Young people need voice in Parliament

Young people need voice in Parliament

NXT MP Rebekha Sharkie, Independent Member for Indi Cathy McGowan and NXT Senator Skye Kakoschke-Moore have called on the Federal Government to reinstate a Minister for Young People, and to install the position in its Cabinet.

It is essential for the future of all Australians that the interests of our young people are made the responsibility of a Federal Minister and that this Minister sits within Cabinet to voice the needs and concerns of our young people,” Ms Sharkie said.

“Today we find out from the Brotherhood of St Lawrence that more than 650,000 young people were unemployed or underemployed last month,” Ms Sharkie said.

“And that in the past 15 years the gap between the actual working hours of a young person and the hours they want to work is growing ever wider.

“As a country we are failing our young people if the first experience they have when leaving education is to end up on the unemployment queue.

“This growing problem will only be exacerbated by Government policy that doesn’t have oversight at the highest level.”

Independent Member for Indi Cathy McGowan said she was proud to stand up for the vital role young people play in making rural and regional Australia strong and resilient.

“Our young people have immense capacity to achieve and contribute,” Ms McGowan said.

“They are current citizens and not just a future resource. This is a call for bipartisan support to ensure they are encouraged, engaged and consulted at every step.

“In Indi and across Australia young people are already acting on the issues that concern them – renewable energy, telecommunications, transport, education, housing and employment security. For our nation to succeed they need a voice in decision-making across all areas, not just around traditional youth issues.”

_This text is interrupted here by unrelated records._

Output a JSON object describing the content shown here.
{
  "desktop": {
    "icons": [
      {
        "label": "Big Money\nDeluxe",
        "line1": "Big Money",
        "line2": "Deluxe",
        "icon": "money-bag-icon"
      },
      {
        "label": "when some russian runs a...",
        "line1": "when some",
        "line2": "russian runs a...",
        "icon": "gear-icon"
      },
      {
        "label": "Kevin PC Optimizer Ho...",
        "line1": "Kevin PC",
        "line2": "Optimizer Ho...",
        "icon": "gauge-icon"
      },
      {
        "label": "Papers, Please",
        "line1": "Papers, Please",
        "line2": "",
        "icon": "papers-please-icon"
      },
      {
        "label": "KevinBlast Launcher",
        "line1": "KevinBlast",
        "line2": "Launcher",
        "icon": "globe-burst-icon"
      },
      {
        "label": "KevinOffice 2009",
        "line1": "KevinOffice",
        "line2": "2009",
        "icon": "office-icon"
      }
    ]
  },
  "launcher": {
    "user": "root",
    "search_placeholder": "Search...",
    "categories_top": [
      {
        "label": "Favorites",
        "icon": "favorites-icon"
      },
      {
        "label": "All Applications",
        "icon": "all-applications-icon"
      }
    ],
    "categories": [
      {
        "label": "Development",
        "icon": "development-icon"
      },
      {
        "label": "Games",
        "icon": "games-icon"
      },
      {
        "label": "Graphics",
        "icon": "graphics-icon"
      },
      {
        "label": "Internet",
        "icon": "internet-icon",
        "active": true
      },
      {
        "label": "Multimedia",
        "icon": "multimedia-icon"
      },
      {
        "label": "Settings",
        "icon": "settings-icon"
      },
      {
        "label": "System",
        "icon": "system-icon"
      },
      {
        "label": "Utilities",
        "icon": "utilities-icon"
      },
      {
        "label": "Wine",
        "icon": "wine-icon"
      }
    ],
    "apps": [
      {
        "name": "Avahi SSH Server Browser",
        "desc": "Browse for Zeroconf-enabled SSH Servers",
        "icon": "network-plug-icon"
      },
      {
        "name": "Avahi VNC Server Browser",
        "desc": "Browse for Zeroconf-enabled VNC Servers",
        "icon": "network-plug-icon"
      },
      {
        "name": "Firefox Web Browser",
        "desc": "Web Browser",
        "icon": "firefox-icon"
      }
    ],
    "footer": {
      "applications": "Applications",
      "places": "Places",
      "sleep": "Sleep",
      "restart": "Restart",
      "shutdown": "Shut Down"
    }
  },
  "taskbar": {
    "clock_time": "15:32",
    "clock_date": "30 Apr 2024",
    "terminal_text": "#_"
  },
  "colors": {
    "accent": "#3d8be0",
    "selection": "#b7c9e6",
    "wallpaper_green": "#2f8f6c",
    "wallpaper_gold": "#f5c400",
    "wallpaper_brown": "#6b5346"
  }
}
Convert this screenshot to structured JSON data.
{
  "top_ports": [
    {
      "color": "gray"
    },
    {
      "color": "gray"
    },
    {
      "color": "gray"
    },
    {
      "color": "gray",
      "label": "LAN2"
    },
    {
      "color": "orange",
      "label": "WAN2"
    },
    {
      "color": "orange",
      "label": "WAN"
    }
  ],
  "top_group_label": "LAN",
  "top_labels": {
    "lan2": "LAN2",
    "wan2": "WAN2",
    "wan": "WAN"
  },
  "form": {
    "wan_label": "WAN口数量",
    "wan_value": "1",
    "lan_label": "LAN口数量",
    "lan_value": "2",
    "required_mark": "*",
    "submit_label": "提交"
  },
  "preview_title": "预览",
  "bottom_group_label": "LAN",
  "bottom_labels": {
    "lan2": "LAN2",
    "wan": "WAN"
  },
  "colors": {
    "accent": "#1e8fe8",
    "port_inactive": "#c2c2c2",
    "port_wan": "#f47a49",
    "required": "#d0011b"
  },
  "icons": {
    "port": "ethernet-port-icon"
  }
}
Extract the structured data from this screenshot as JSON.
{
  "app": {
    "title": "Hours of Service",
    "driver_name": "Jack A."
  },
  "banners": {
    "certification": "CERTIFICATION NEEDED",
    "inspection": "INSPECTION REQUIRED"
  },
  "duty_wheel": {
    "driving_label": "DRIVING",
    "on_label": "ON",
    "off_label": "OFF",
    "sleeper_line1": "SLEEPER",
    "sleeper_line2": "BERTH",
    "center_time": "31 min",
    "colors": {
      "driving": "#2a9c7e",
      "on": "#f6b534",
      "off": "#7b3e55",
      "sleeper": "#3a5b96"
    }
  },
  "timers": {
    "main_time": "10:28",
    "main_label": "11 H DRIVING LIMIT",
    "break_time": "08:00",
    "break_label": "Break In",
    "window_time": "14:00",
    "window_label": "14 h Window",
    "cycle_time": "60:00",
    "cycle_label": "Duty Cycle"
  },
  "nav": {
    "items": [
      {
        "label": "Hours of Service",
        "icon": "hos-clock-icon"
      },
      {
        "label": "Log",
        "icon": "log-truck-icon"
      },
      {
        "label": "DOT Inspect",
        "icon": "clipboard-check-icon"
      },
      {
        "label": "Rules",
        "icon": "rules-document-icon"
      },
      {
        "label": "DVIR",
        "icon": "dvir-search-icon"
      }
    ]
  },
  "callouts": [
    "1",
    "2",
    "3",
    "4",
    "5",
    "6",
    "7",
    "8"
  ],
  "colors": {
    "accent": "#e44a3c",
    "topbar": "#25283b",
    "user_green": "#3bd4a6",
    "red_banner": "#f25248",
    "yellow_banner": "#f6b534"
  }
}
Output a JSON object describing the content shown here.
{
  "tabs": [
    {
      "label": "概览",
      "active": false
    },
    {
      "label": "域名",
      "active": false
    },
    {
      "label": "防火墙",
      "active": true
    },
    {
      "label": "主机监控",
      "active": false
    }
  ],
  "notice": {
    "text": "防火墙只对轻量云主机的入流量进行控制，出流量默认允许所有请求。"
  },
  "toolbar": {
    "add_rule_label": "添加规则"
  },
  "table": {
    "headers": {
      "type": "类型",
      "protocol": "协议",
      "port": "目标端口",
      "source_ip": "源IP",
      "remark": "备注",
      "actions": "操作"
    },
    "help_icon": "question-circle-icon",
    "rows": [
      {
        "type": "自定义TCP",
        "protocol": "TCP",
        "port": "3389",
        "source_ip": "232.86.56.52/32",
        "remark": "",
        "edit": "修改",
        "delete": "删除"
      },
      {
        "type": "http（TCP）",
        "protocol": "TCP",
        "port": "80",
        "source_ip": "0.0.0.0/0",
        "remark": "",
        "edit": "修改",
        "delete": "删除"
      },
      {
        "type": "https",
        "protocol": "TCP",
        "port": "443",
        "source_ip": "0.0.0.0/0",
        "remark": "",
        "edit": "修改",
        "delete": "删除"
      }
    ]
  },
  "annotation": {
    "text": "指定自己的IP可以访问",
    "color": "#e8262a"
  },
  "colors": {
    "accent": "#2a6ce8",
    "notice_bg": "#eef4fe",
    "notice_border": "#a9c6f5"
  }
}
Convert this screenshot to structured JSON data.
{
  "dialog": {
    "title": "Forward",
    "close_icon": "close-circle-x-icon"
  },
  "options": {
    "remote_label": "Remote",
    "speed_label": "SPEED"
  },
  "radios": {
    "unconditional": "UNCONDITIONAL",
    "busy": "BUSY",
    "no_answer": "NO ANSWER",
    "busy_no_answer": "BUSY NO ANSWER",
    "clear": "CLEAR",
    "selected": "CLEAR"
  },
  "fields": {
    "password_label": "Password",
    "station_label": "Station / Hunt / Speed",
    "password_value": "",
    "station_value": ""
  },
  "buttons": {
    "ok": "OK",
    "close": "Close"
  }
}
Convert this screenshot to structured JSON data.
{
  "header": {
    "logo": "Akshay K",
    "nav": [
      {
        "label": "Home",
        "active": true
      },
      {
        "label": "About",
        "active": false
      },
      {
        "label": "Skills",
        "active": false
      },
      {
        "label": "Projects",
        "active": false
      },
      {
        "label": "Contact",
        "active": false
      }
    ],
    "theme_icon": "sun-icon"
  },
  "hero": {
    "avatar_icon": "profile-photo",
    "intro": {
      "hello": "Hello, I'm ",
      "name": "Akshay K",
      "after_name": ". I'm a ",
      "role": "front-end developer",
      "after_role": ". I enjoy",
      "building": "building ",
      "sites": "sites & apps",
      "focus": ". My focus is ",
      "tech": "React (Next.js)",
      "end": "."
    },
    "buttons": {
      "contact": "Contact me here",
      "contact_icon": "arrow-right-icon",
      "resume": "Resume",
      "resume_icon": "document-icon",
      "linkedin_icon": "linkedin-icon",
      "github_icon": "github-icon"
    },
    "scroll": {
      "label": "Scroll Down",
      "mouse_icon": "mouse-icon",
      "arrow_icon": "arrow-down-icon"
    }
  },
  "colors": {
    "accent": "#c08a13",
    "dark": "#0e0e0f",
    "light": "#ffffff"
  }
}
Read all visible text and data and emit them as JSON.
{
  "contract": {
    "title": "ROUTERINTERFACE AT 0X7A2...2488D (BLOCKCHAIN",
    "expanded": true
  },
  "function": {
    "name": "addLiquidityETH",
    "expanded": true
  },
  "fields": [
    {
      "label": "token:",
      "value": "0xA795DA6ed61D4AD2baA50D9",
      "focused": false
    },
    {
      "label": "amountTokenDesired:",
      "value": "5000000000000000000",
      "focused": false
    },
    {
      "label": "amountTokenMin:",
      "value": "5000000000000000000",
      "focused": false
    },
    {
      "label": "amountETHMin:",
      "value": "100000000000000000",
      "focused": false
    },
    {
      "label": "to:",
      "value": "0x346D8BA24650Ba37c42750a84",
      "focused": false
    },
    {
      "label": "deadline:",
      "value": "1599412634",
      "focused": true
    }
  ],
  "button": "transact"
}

The first Minister for Employment and Youth Affairs was appointed by the Fraser Government in 1978.

Subsequent Labor and Coalition Governments have appointed Ministers with a portfolio concerned with youth, and the Howard Government had three different Ministers who held the youth affairs portfolio.

The Abbott Government abolished the youth portfolio in 2013.

“I believe our young people are the worse for that 2013 decision,” Ms Sharkie said.

“The Prime Minister said last week in Question Time that he had a ‘thoroughly youthful front bench … who were thoroughly committed to delivering great opportunities for young Australians’ but you only have to look at the employment statistics to see little evidence of the targeted consultation promised by the Coalition in 2014

“This Friday marks the start of what is likely to be the last National Youth Week with no funding for this national advocacy and awareness week in the budget forward estimates.

“National Youth Week is an opportunity for young people to express their ideas and views and be heard.

“What sort of message does it send to our young people when we cut funding for this week?

“Youth Week funding has been slashed from more than $3 million in 2014/15 to about $535,000 in the past two financial years and now there’s no money at all.

“The Deloitte 2017 Millennial Survey suggests that young people struggle to engage with major political parties.

“Not having Youth Minister acts as a clear signal that engagement with young people is not a priority for this Government.”

According to the Brotherhood of St Lawrence, the youth unemployment rate was 13.5 per cent (282,000 young people) while 18 per cent (377,000) were underemployed in February 2017.

These rates were considered well above the levels in the months preceding the Global Financial Crisis when the rates were below 10 and 11 per cent respectively.

NXT Senator Skye Kakoschke-Moore, the youngest female member of parliament, will move a motion on the same terms in the Senate tomorrow.

“Politicians need to stop speaking at young people and start speaking with them if there is to be better engagement with youth,” she said.

“You have to question whether decisions on issues affecting young people, such as moves to de-fund Headspace, would’ve been made if there had been a Minister for Young People.”

CAPTION: Member for Indi Cathy McGowan, left, NXT Member for Mayo Rebekha Sharkie and NXT Senator Skye Kakoschke-Moore at today's news conference calling on the Government to appoint a Minister for Young People.

  • More than 650,000 young people are unemployed or underemployed.
  • 18% Youth underemployment rate – highest in 40 years
  • 13.5% Youth unemployment rate, higher in many regional areas. Higher than Australia had during the Global Financial Crisis
  • This year could be the last National Youth Week with no funding in forward estimates and no commitment from Government to reinstate funding. 
  • National Youth Week once received around $3M in federal funding and each State Government would supplement their share to ensure activities across their State. There is no money in the Forward Estimates past this year to fund National Youth Week.
  • The National Peak Body representing young people ‘Australian Youth Affairs Coalition’ lost funding back in 2014, leaving no national advocacy platform for young people.
  • Ms Sharkie has set up a Young Mayo group in her electorate to directly consult with local young people and she has hosted four forums to date.